Witnesses say the explosion caused big waves on the Danube. Flying stones ruined houses and cars in every direction. Novi Sad shook as if there was an earthquake. We could feel it even here in Pancevo.

Seven bridges over the Danube have been broken in only four weeks — more than in both world wars.

My son Miroslav is asking always: “Why? What can we do?”

Once I had answers. During the earlier wars in ex-Yugoslavia our answers were demonstrations, candle vigils, public meetings, objections to mobilizations, peace activities of any kind. Now it is hard to speak about peace.

Neither Miroslav nor I have been able to sleep any night before dawn since the bombing started. Our city, Pancevo, has been a target almost every night. Maybe the next missile will hit our post office or the very small Pancevo TV station. Both are very close to us. Or once again the chemical factory.

The dawn is near. Can I manage to fall asleep? But what can I dream?

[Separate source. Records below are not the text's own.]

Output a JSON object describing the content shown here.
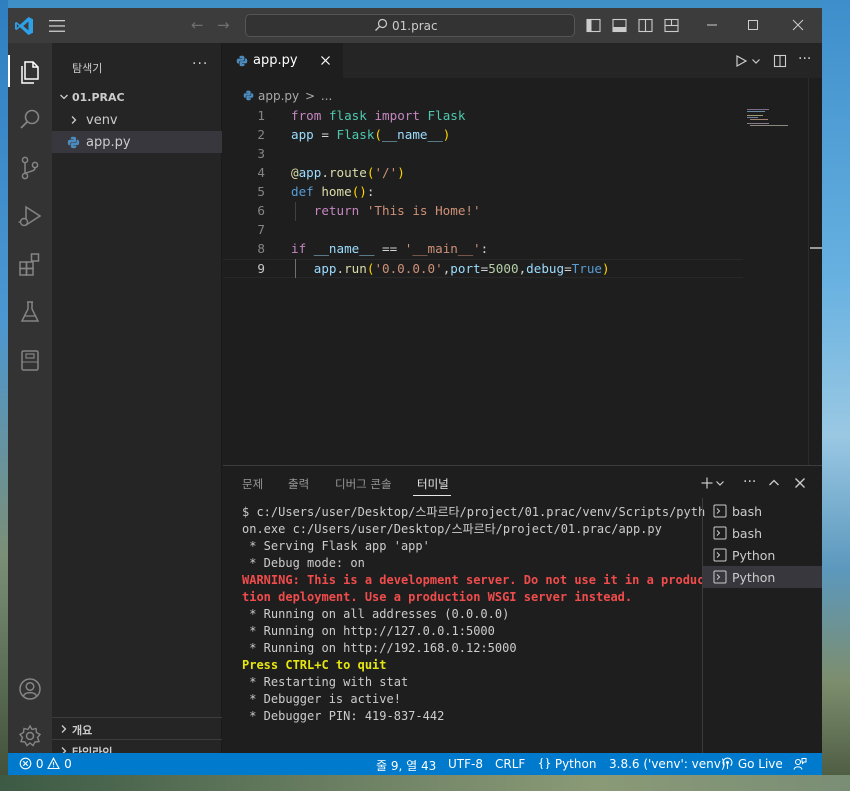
{
  "titlebar": {
    "search_text": "01.prac"
  },
  "sidebar": {
    "header": "탐색기",
    "more": "···",
    "folder_name": "01.PRAC",
    "items": [
      {
        "label": "venv",
        "type": "folder"
      },
      {
        "label": "app.py",
        "type": "file",
        "selected": true
      }
    ],
    "outline_label": "개요",
    "timeline_label": "타임라인"
  },
  "editor": {
    "tab_label": "app.py",
    "breadcrumb_file": "app.py",
    "breadcrumb_sep": ">",
    "breadcrumb_more": "...",
    "line_numbers": [
      "1",
      "2",
      "3",
      "4",
      "5",
      "6",
      "7",
      "8",
      "9"
    ],
    "active_line": 9
  },
  "panel": {
    "tabs": [
      "문제",
      "출력",
      "디버그 콘솔",
      "터미널"
    ],
    "active_tab": "터미널",
    "terminal_lines": [
      "$ c:/Users/user/Desktop/스파르타/project/01.prac/venv/Scripts/python.exe c:/Users/user/Desktop/스파르타/project/01.prac/app.py",
      " * Serving Flask app 'app'",
      " * Debug mode: on",
      "WARNING: This is a development server. Do not use it in a production deployment. Use a production WSGI server instead.",
      " * Running on all addresses (0.0.0.0)",
      " * Running on http://127.0.0.1:5000",
      " * Running on http://192.168.0.12:5000",
      "Press CTRL+C to quit",
      " * Restarting with stat",
      " * Debugger is active!",
      " * Debugger PIN: 419-837-442"
    ],
    "terminals": [
      "bash",
      "bash",
      "Python",
      "Python"
    ]
  },
  "statusbar": {
    "errors": "0",
    "warnings": "0",
    "position": "줄 9, 열 43",
    "encoding": "UTF-8",
    "eol": "CRLF",
    "language": "Python",
    "interpreter": "3.8.6 ('venv': venv)",
    "golive": "Go Live"
  },
  "colors": {
    "accent": "#007acc",
    "activity_bar": "#333333",
    "sidebar": "#252526",
    "editor": "#1e1e1e",
    "titlebar": "#3c3c3c",
    "warning_red": "#f14c4c",
    "press_yellow": "#e5e510"
  },
  "icons": {
    "activity": [
      "explorer-icon",
      "search-icon",
      "source-control-icon",
      "run-debug-icon",
      "extensions-icon",
      "testing-icon",
      "notebook-icon",
      "account-icon",
      "settings-gear-icon"
    ]
  }
}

Mirko Mandrino is a well-known peace activist, a founder of a peace group in Pancevo and a conscientious objector to the various civil wars in former Yugoslavia. He sent his “obituary” for the bridge by e-mail the night of April 26.